So, you may still be wondering when and where to use Segmented Lists and where Master Lists are more useful.
(If you're unsure what exactly Master Lists and Segmented Lists are, please refer to the article Segmented Lists Overview for a quick primer).
A good way to think of Master Lists is as a roster. If you are continually planning events for an organization or a specific group of people, then a Master List serves as the overall list for everyone in that group. However, since it's not always reasonable to invite every single person in an organization or group to an event, you can use Segmented Lists to make subsets of this roster.
For example, if you are a volunteer coordinator for a 5th grade class, you would have a Master List that includes all of the students, parents, and classroom staff. However, for events like parent-teacher meetings, field trips, and in-school activities, you would need to have subsets of the Master List.
These subsets (Segmented Lists) might be "Students", "Students and Parents", "Teachers", "Classroom Volunteers." You can use Segmented Lists to create each of these subsets while only needing to maintain the one data source: the Master List.

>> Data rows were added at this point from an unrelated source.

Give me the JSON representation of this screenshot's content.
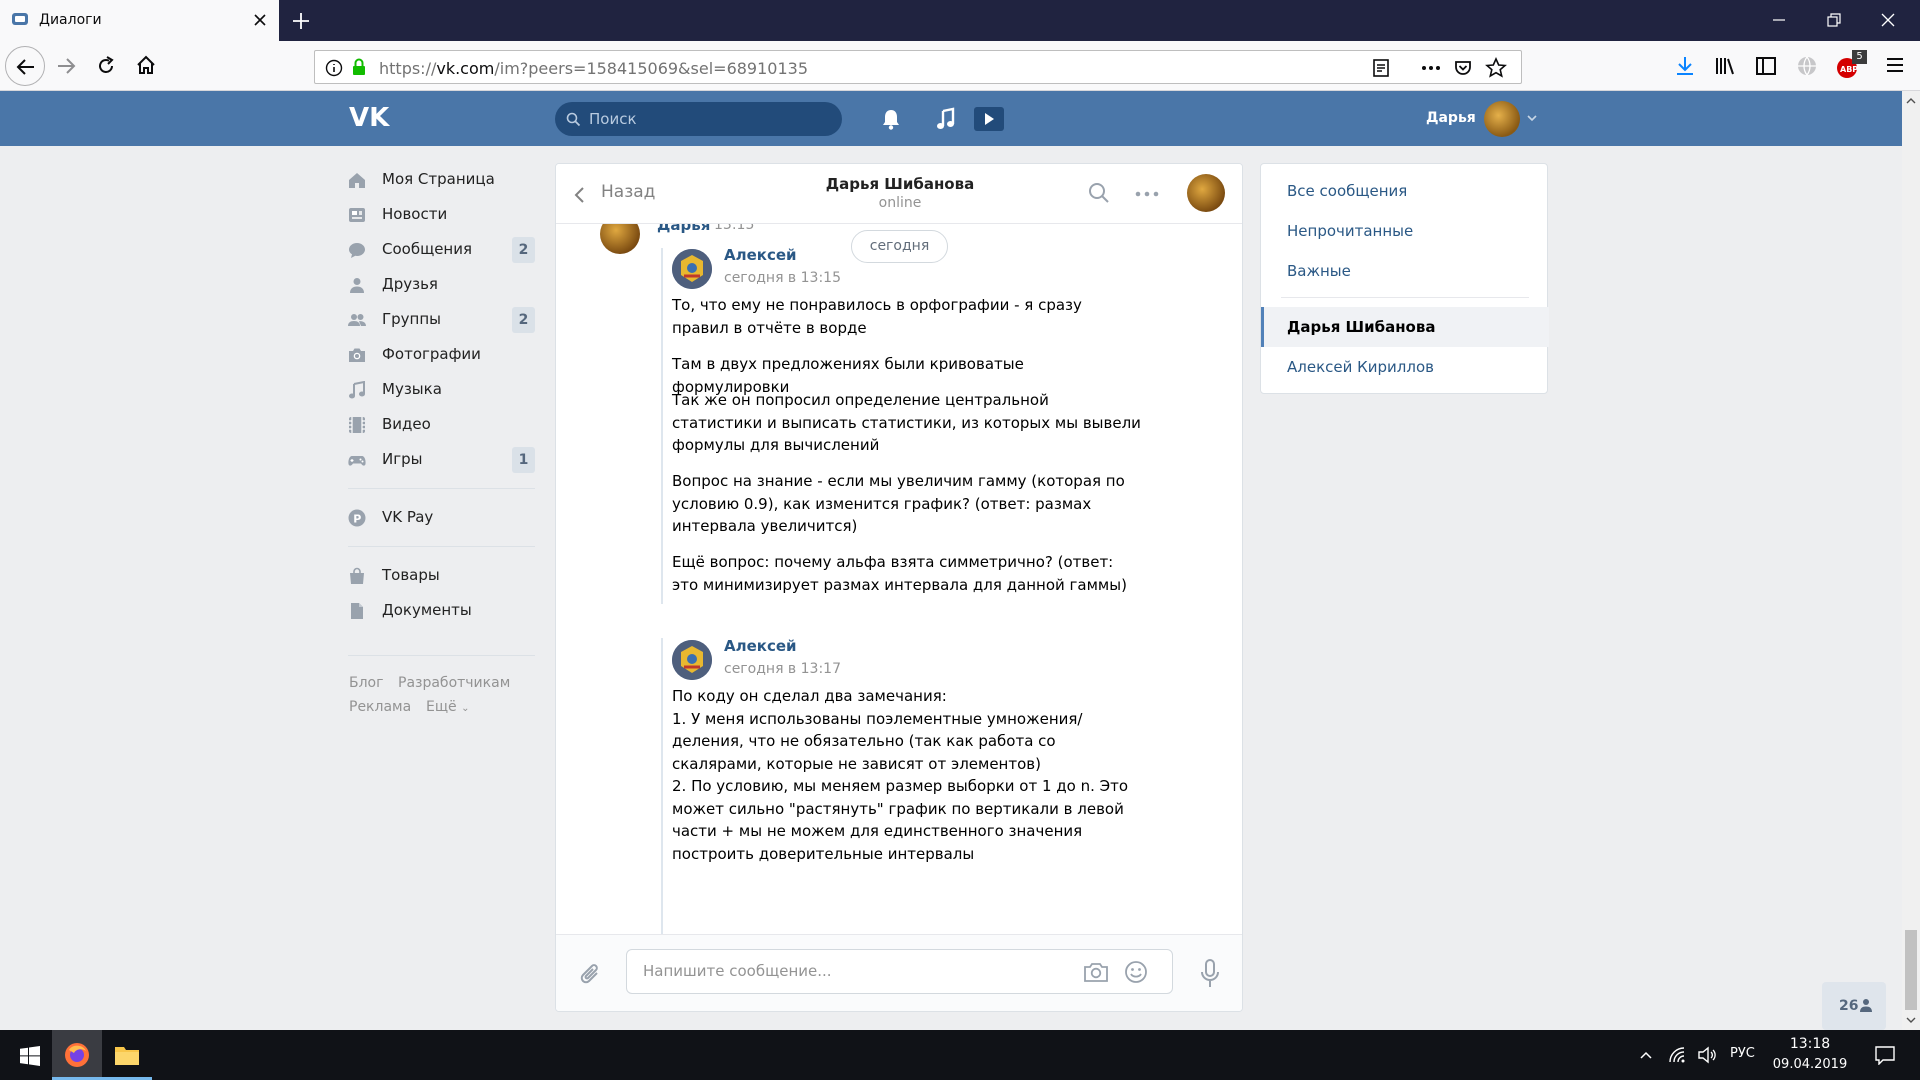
{
  "browser": {
    "tab_title": "Диалоги",
    "url_host": "vk.com",
    "url_prefix": "https://",
    "url_path": "/im?peers=158415069&sel=68910135",
    "extension_badge": "5"
  },
  "header": {
    "search_placeholder": "Поиск",
    "user_name": "Дарья"
  },
  "left_menu": {
    "items": [
      {
        "label": "Моя Страница",
        "icon": "home-icon",
        "badge": ""
      },
      {
        "label": "Новости",
        "icon": "news-icon",
        "badge": ""
      },
      {
        "label": "Сообщения",
        "icon": "messages-icon",
        "badge": "2"
      },
      {
        "label": "Друзья",
        "icon": "friends-icon",
        "badge": ""
      },
      {
        "label": "Группы",
        "icon": "groups-icon",
        "badge": "2"
      },
      {
        "label": "Фотографии",
        "icon": "camera-icon",
        "badge": ""
      },
      {
        "label": "Музыка",
        "icon": "music-icon",
        "badge": ""
      },
      {
        "label": "Видео",
        "icon": "video-icon",
        "badge": ""
      },
      {
        "label": "Игры",
        "icon": "gamepad-icon",
        "badge": "1"
      },
      {
        "label": "VK Pay",
        "icon": "vkpay-icon",
        "badge": ""
      },
      {
        "label": "Товары",
        "icon": "bag-icon",
        "badge": ""
      },
      {
        "label": "Документы",
        "icon": "document-icon",
        "badge": ""
      }
    ],
    "footer": {
      "blog": "Блог",
      "developers": "Разработчикам",
      "ads": "Реклама",
      "more": "Ещё"
    }
  },
  "chat": {
    "back_label": "Назад",
    "title": "Дарья Шибанова",
    "status": "online",
    "date_divider": "сегодня",
    "top_sender": "Дарья",
    "top_time": "13:15",
    "messages": [
      {
        "sender": "Алексей",
        "time": "сегодня в 13:15",
        "paragraphs": [
          "То, что ему не понравилось в орфографии - я сразу правил в отчёте в ворде",
          "Там в двух предложениях были кривоватые формулировки",
          "Так же он попросил определение центральной статистики и выписать статистики, из которых мы вывели формулы для вычислений",
          "Вопрос на знание - если мы увеличим гамму (которая по условию 0.9), как изменится график? (ответ: размах интервала увеличится)",
          "Ещё вопрос: почему альфа взята симметрично? (ответ: это минимизирует размах интервала для данной гаммы)"
        ]
      },
      {
        "sender": "Алексей",
        "time": "сегодня в 13:17",
        "text": "По коду он сделал два замечания:\n1. У меня использованы поэлементные умножения/деления, что не обязательно (так как работа со скалярами, которые не зависят от элементов)\n2. По условию, мы меняем размер выборки от 1 до n. Это может сильно \"растянуть\" график по вертикали в левой части + мы не можем для единственного значения построить доверительные интервалы"
      }
    ],
    "composer_placeholder": "Напишите сообщение..."
  },
  "filters": {
    "items": [
      {
        "label": "Все сообщения"
      },
      {
        "label": "Непрочитанные"
      },
      {
        "label": "Важные"
      }
    ],
    "conversations": [
      {
        "label": "Дарья Шибанова",
        "active": true
      },
      {
        "label": "Алексей Кириллов",
        "active": false
      }
    ]
  },
  "online_count": "26",
  "taskbar": {
    "language": "РУС",
    "time": "13:18",
    "date": "09.04.2019"
  },
  "colors": {
    "vk_blue": "#4a76a8",
    "link": "#2a5885",
    "tabbar": "#202340"
  }
}
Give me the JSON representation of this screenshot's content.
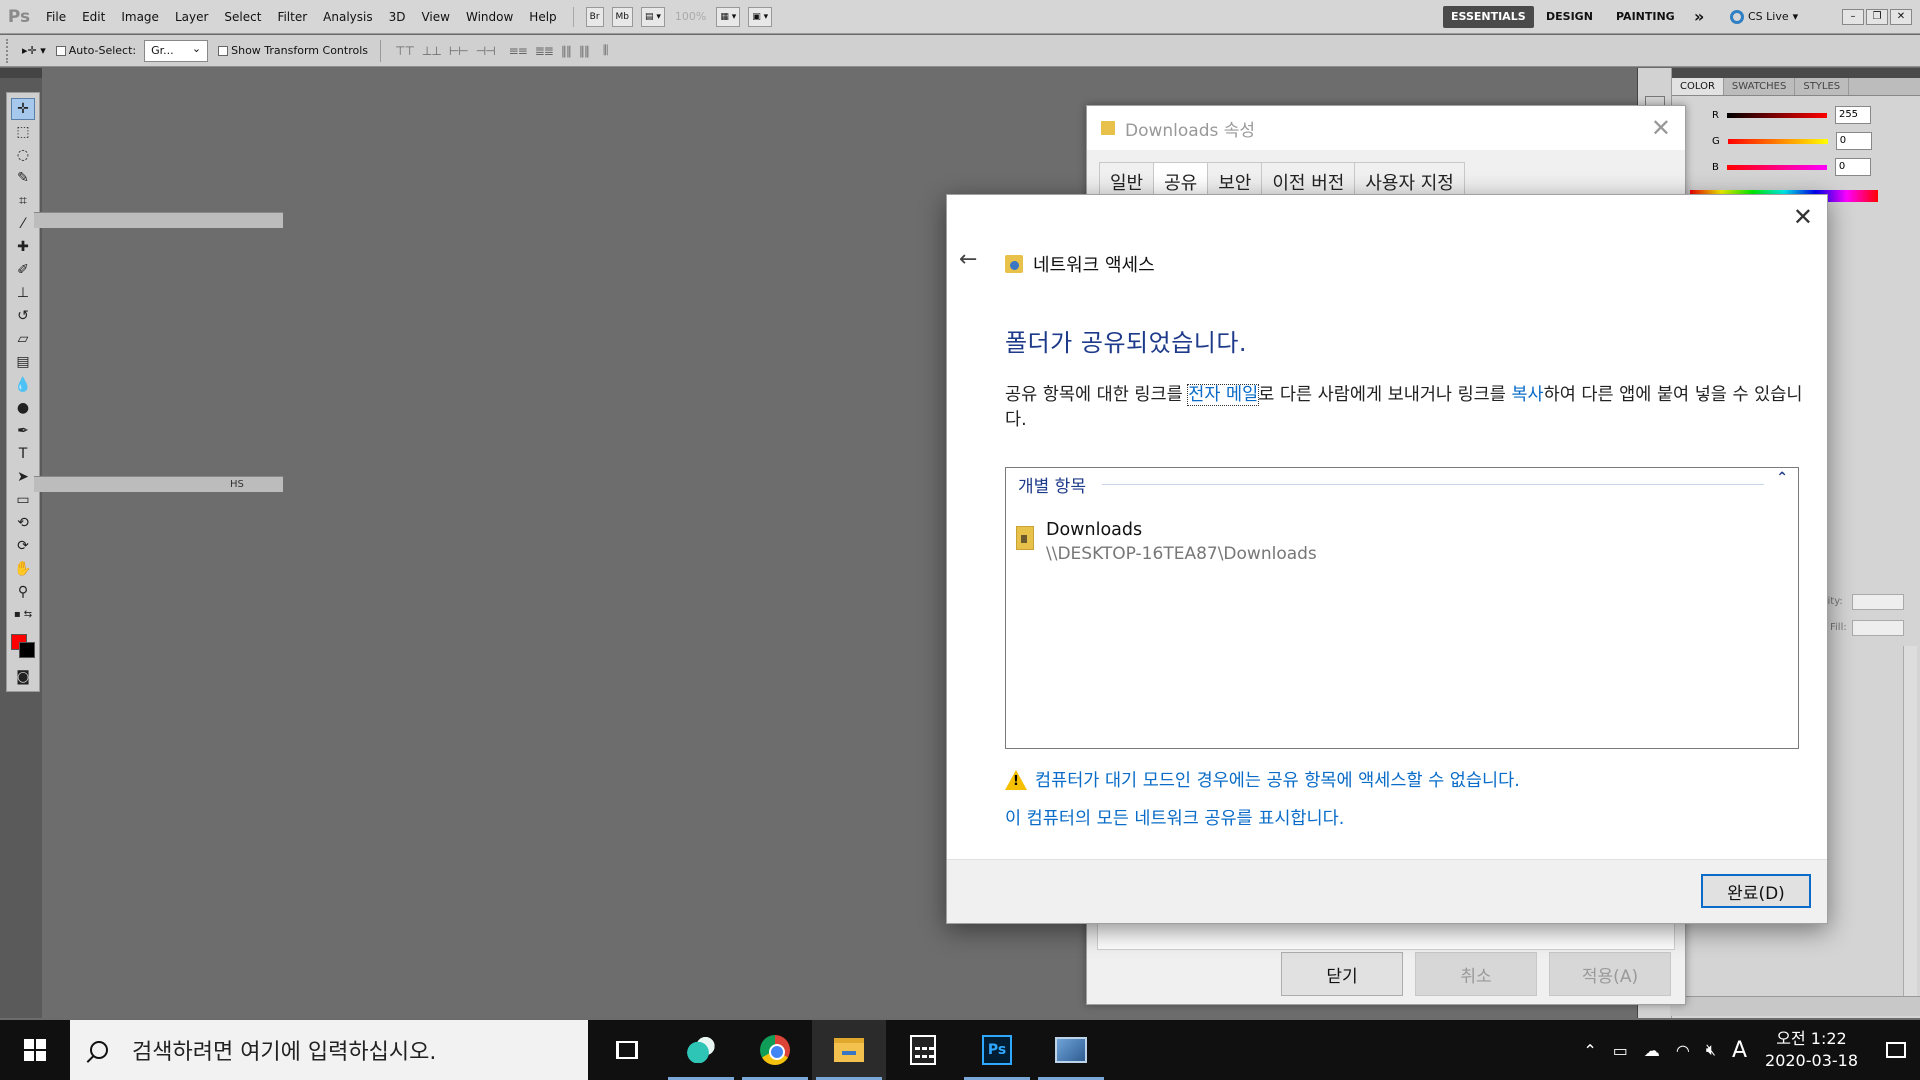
{
  "photoshop": {
    "logo": "Ps",
    "menu": [
      "File",
      "Edit",
      "Image",
      "Layer",
      "Select",
      "Filter",
      "Analysis",
      "3D",
      "View",
      "Window",
      "Help"
    ],
    "toolbar_icons": {
      "bridge": "Br",
      "minibridge": "Mb"
    },
    "zoom": "100%",
    "workspaces": {
      "active": "ESSENTIALS",
      "design": "DESIGN",
      "painting": "PAINTING",
      "more": "»"
    },
    "cs_live": "CS Live",
    "options": {
      "auto_select_label": "Auto-Select:",
      "auto_select_value": "Gr...",
      "show_transform": "Show Transform Controls"
    },
    "panels": {
      "tabs": [
        "COLOR",
        "SWATCHES",
        "STYLES"
      ],
      "active_tab": "COLOR",
      "color": {
        "r_label": "R",
        "r_value": "255",
        "g_label": "G",
        "g_value": "0",
        "b_label": "B",
        "b_value": "0",
        "foreground": "#ff0000",
        "background": "#000000"
      },
      "layers_partial": {
        "opacity_label": "city:",
        "fill_label": "Fill:",
        "tab_partial": "HS"
      }
    }
  },
  "properties_dialog": {
    "title": "Downloads 속성",
    "tabs": [
      "일반",
      "공유",
      "보안",
      "이전 버전",
      "사용자 지정"
    ],
    "active_tab": "공유",
    "buttons": {
      "close": "닫기",
      "cancel": "취소",
      "apply": "적용(A)"
    }
  },
  "share_dialog": {
    "header": "네트워크 액세스",
    "title": "폴더가 공유되었습니다.",
    "desc_part1": "공유 항목에 대한 링크를 ",
    "desc_link_email": "전자 메일",
    "desc_part2": "로 다른 사람에게 보내거나 링크를 ",
    "desc_link_copy": "복사",
    "desc_part3": "하여 다른 앱에 붙여 넣을 수 있습니다.",
    "items_header": "개별 항목",
    "item": {
      "name": "Downloads",
      "path": "\\\\DESKTOP-16TEA87\\Downloads"
    },
    "warning": "컴퓨터가 대기 모드인 경우에는 공유 항목에 액세스할 수 없습니다.",
    "show_all": "이 컴퓨터의 모든 네트워크 공유를 표시합니다.",
    "done_button": "완료(D)"
  },
  "taskbar": {
    "search_placeholder": "검색하려면 여기에 입력하십시오.",
    "apps": [
      "task-view",
      "bird-app",
      "chrome",
      "file-explorer",
      "calculator",
      "photoshop",
      "remote-desktop"
    ],
    "ps_label": "Ps",
    "ime": "A",
    "time": "오전 1:22",
    "date": "2020-03-18"
  }
}
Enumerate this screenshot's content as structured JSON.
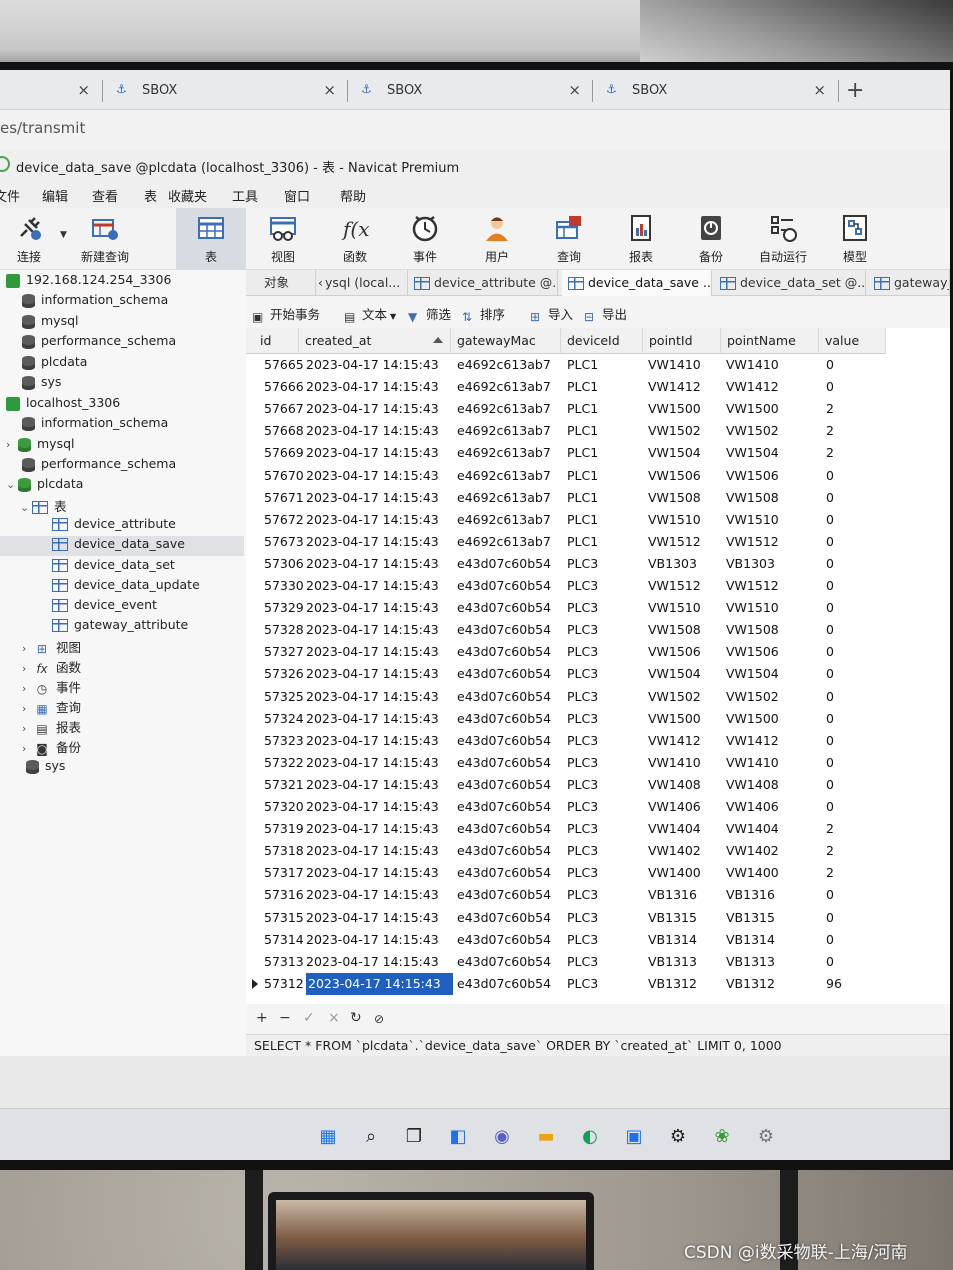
{
  "sbox_tabs": [
    {
      "label": "SBOX"
    },
    {
      "label": "SBOX"
    },
    {
      "label": "SBOX"
    }
  ],
  "path": "es/transmit",
  "window_title": "device_data_save @plcdata (localhost_3306) - 表 - Navicat Premium",
  "menu": [
    "文件",
    "编辑",
    "查看",
    "表",
    "收藏夹",
    "工具",
    "窗口",
    "帮助"
  ],
  "toolbar": [
    {
      "label": "连接",
      "icon": "plug-icon"
    },
    {
      "label": "新建查询",
      "icon": "new-query-icon"
    },
    {
      "label": "表",
      "icon": "table-icon"
    },
    {
      "label": "视图",
      "icon": "view-icon"
    },
    {
      "label": "函数",
      "icon": "function-icon"
    },
    {
      "label": "事件",
      "icon": "clock-icon"
    },
    {
      "label": "用户",
      "icon": "user-icon"
    },
    {
      "label": "查询",
      "icon": "query-icon"
    },
    {
      "label": "报表",
      "icon": "report-icon"
    },
    {
      "label": "备份",
      "icon": "backup-icon"
    },
    {
      "label": "自动运行",
      "icon": "autorun-icon"
    },
    {
      "label": "模型",
      "icon": "model-icon"
    }
  ],
  "sidebar": {
    "conn1": "192.168.124.254_3306",
    "conn1_dbs": [
      "information_schema",
      "mysql",
      "performance_schema",
      "plcdata",
      "sys"
    ],
    "conn2": "localhost_3306",
    "conn2_dbs_before": [
      "information_schema",
      "mysql",
      "performance_schema"
    ],
    "open_db": "plcdata",
    "tables_folder": "表",
    "tables": [
      "device_attribute",
      "device_data_save",
      "device_data_set",
      "device_data_update",
      "device_event",
      "gateway_attribute"
    ],
    "folders": [
      "视图",
      "函数",
      "事件",
      "查询",
      "报表",
      "备份"
    ],
    "last_db": "sys"
  },
  "object_tabs": [
    "对象",
    "ysql (local...",
    "device_attribute @...",
    "device_data_save ...",
    "device_data_set @...",
    "gateway_a"
  ],
  "data_toolbar": [
    "开始事务",
    "文本",
    "筛选",
    "排序",
    "导入",
    "导出"
  ],
  "columns": [
    "id",
    "created_at",
    "gatewayMac",
    "deviceId",
    "pointId",
    "pointName",
    "value"
  ],
  "rows": [
    [
      "57665",
      "2023-04-17 14:15:43",
      "e4692c613ab7",
      "PLC1",
      "VW1410",
      "VW1410",
      "0"
    ],
    [
      "57666",
      "2023-04-17 14:15:43",
      "e4692c613ab7",
      "PLC1",
      "VW1412",
      "VW1412",
      "0"
    ],
    [
      "57667",
      "2023-04-17 14:15:43",
      "e4692c613ab7",
      "PLC1",
      "VW1500",
      "VW1500",
      "2"
    ],
    [
      "57668",
      "2023-04-17 14:15:43",
      "e4692c613ab7",
      "PLC1",
      "VW1502",
      "VW1502",
      "2"
    ],
    [
      "57669",
      "2023-04-17 14:15:43",
      "e4692c613ab7",
      "PLC1",
      "VW1504",
      "VW1504",
      "2"
    ],
    [
      "57670",
      "2023-04-17 14:15:43",
      "e4692c613ab7",
      "PLC1",
      "VW1506",
      "VW1506",
      "0"
    ],
    [
      "57671",
      "2023-04-17 14:15:43",
      "e4692c613ab7",
      "PLC1",
      "VW1508",
      "VW1508",
      "0"
    ],
    [
      "57672",
      "2023-04-17 14:15:43",
      "e4692c613ab7",
      "PLC1",
      "VW1510",
      "VW1510",
      "0"
    ],
    [
      "57673",
      "2023-04-17 14:15:43",
      "e4692c613ab7",
      "PLC1",
      "VW1512",
      "VW1512",
      "0"
    ],
    [
      "57306",
      "2023-04-17 14:15:43",
      "e43d07c60b54",
      "PLC3",
      "VB1303",
      "VB1303",
      "0"
    ],
    [
      "57330",
      "2023-04-17 14:15:43",
      "e43d07c60b54",
      "PLC3",
      "VW1512",
      "VW1512",
      "0"
    ],
    [
      "57329",
      "2023-04-17 14:15:43",
      "e43d07c60b54",
      "PLC3",
      "VW1510",
      "VW1510",
      "0"
    ],
    [
      "57328",
      "2023-04-17 14:15:43",
      "e43d07c60b54",
      "PLC3",
      "VW1508",
      "VW1508",
      "0"
    ],
    [
      "57327",
      "2023-04-17 14:15:43",
      "e43d07c60b54",
      "PLC3",
      "VW1506",
      "VW1506",
      "0"
    ],
    [
      "57326",
      "2023-04-17 14:15:43",
      "e43d07c60b54",
      "PLC3",
      "VW1504",
      "VW1504",
      "0"
    ],
    [
      "57325",
      "2023-04-17 14:15:43",
      "e43d07c60b54",
      "PLC3",
      "VW1502",
      "VW1502",
      "0"
    ],
    [
      "57324",
      "2023-04-17 14:15:43",
      "e43d07c60b54",
      "PLC3",
      "VW1500",
      "VW1500",
      "0"
    ],
    [
      "57323",
      "2023-04-17 14:15:43",
      "e43d07c60b54",
      "PLC3",
      "VW1412",
      "VW1412",
      "0"
    ],
    [
      "57322",
      "2023-04-17 14:15:43",
      "e43d07c60b54",
      "PLC3",
      "VW1410",
      "VW1410",
      "0"
    ],
    [
      "57321",
      "2023-04-17 14:15:43",
      "e43d07c60b54",
      "PLC3",
      "VW1408",
      "VW1408",
      "0"
    ],
    [
      "57320",
      "2023-04-17 14:15:43",
      "e43d07c60b54",
      "PLC3",
      "VW1406",
      "VW1406",
      "0"
    ],
    [
      "57319",
      "2023-04-17 14:15:43",
      "e43d07c60b54",
      "PLC3",
      "VW1404",
      "VW1404",
      "2"
    ],
    [
      "57318",
      "2023-04-17 14:15:43",
      "e43d07c60b54",
      "PLC3",
      "VW1402",
      "VW1402",
      "2"
    ],
    [
      "57317",
      "2023-04-17 14:15:43",
      "e43d07c60b54",
      "PLC3",
      "VW1400",
      "VW1400",
      "2"
    ],
    [
      "57316",
      "2023-04-17 14:15:43",
      "e43d07c60b54",
      "PLC3",
      "VB1316",
      "VB1316",
      "0"
    ],
    [
      "57315",
      "2023-04-17 14:15:43",
      "e43d07c60b54",
      "PLC3",
      "VB1315",
      "VB1315",
      "0"
    ],
    [
      "57314",
      "2023-04-17 14:15:43",
      "e43d07c60b54",
      "PLC3",
      "VB1314",
      "VB1314",
      "0"
    ],
    [
      "57313",
      "2023-04-17 14:15:43",
      "e43d07c60b54",
      "PLC3",
      "VB1313",
      "VB1313",
      "0"
    ],
    [
      "57312",
      "2023-04-17 14:15:43",
      "e43d07c60b54",
      "PLC3",
      "VB1312",
      "VB1312",
      "96"
    ]
  ],
  "selected_row_index": 28,
  "sql": "SELECT * FROM `plcdata`.`device_data_save` ORDER BY `created_at` LIMIT 0, 1000",
  "watermark": "CSDN @i数采物联-上海/河南",
  "colors": {
    "selection": "#1f5fbf",
    "accent": "#3a6fb5"
  }
}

However, in another case you might have data that you don't want to clutter your Master List roster with, such as lists of activities or places. In this scenario, you could add new Master Lists for each of these data sets.